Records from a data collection
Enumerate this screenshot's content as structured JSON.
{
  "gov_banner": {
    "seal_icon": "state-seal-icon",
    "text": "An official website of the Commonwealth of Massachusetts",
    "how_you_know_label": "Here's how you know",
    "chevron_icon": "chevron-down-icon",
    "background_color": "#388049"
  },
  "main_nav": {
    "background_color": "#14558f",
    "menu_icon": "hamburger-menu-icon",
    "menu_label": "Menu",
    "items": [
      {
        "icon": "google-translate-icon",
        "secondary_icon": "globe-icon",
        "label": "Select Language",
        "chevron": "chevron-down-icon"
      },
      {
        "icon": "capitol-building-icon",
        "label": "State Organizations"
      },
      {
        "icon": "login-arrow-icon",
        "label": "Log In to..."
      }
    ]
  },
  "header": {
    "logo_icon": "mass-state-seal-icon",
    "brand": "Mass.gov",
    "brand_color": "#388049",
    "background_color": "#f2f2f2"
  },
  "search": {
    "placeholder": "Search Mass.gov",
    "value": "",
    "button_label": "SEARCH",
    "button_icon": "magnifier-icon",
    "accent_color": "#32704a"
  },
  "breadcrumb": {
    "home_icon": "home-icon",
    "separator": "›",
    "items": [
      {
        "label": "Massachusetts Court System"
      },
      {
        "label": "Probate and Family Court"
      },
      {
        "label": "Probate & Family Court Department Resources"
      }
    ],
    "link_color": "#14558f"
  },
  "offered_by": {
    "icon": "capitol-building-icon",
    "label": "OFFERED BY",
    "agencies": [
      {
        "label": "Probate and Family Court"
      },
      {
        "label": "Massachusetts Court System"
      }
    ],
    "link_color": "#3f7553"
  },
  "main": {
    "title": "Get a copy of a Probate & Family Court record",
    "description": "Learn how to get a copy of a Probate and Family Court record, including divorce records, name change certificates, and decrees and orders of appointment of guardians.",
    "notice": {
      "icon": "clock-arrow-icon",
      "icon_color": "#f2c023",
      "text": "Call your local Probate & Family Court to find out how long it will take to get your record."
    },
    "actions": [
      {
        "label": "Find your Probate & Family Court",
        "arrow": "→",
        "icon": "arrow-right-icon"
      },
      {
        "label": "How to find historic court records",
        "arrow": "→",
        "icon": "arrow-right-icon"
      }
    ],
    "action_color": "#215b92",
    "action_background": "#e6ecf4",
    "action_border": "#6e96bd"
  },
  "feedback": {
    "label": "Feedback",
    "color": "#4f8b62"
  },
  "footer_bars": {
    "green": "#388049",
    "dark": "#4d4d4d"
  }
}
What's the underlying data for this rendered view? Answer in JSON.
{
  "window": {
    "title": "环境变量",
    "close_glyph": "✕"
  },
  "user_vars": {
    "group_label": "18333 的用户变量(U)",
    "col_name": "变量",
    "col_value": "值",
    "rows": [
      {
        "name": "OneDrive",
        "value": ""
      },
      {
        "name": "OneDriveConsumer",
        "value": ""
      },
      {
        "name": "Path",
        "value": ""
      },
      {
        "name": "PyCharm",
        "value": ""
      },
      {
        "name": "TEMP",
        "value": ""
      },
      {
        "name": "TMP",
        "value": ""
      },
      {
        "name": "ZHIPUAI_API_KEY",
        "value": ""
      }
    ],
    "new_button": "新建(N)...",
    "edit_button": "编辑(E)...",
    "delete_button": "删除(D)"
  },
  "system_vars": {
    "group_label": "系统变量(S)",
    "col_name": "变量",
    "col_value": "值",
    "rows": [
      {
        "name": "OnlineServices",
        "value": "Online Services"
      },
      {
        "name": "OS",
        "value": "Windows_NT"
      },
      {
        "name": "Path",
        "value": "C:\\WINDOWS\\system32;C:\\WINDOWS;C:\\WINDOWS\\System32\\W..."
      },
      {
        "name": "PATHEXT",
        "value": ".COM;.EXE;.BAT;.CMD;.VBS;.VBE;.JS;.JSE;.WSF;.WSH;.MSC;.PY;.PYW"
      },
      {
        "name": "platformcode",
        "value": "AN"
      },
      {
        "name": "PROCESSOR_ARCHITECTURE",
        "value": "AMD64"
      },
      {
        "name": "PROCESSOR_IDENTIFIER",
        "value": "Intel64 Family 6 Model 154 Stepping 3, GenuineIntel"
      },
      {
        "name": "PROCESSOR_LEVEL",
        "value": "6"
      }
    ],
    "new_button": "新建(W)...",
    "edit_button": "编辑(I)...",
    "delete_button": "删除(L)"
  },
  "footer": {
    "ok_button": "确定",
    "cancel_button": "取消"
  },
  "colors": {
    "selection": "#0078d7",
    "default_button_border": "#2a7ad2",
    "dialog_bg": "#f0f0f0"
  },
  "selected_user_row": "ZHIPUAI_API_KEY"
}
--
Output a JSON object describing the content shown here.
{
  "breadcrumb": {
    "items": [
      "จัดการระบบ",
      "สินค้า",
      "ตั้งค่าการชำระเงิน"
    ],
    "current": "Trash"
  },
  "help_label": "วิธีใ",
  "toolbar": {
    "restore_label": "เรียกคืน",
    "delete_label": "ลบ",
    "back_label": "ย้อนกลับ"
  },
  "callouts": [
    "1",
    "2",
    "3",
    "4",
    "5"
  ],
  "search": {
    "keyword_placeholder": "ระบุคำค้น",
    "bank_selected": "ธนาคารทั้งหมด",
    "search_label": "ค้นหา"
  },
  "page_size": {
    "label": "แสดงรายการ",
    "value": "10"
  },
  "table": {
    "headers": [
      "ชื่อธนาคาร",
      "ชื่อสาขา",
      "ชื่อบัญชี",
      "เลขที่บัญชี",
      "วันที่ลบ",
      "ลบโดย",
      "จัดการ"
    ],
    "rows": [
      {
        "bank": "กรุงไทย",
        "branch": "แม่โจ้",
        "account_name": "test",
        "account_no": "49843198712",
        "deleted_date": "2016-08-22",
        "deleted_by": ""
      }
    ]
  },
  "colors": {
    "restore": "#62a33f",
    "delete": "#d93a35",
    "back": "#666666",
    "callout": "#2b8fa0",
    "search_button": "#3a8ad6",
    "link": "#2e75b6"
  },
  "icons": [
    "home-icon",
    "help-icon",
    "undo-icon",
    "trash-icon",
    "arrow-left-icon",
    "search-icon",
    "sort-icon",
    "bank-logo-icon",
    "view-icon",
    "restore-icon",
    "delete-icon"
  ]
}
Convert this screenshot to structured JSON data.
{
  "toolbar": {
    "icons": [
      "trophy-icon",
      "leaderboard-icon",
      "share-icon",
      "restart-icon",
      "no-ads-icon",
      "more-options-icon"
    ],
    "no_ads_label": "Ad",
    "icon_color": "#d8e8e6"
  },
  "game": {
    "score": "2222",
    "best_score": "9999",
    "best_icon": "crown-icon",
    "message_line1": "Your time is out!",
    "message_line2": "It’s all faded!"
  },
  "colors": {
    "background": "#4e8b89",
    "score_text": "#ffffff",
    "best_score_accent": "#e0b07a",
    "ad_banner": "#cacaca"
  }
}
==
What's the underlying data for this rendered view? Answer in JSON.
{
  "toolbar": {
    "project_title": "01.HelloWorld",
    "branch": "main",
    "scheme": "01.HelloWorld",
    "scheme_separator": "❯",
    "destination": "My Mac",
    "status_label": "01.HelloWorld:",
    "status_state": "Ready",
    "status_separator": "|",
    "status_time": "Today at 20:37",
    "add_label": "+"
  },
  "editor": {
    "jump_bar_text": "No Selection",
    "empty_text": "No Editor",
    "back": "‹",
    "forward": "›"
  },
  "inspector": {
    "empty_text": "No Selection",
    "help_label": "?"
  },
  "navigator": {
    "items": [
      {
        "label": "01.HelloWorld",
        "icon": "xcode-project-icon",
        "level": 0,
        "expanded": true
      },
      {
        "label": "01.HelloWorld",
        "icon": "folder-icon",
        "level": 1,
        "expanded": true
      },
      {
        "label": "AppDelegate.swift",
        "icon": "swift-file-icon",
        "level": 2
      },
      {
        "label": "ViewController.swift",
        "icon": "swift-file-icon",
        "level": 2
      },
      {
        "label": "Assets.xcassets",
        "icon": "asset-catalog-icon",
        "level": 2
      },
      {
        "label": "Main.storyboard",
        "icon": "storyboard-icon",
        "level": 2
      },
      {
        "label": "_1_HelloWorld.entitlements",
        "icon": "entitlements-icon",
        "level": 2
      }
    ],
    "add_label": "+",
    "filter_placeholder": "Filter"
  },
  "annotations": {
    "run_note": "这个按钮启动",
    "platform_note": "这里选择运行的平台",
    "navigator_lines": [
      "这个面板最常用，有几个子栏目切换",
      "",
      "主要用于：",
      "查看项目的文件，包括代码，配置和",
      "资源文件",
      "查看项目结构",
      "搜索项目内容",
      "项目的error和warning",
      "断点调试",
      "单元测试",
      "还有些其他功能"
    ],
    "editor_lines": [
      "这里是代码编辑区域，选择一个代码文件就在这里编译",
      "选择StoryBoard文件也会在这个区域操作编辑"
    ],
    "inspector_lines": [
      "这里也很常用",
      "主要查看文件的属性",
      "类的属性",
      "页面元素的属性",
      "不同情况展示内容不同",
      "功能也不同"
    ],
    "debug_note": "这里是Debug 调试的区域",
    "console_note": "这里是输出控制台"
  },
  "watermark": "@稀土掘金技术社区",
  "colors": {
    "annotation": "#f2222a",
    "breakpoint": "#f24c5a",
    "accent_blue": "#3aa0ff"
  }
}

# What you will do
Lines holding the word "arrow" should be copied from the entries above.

# Answer section
        "icon": "login-arrow-icon",
      "icon": "clock-arrow-icon",
        "arrow": "→",
        "icon": "arrow-right-icon"
        "arrow": "→",
        "icon": "arrow-right-icon"
    "arrow-left-icon",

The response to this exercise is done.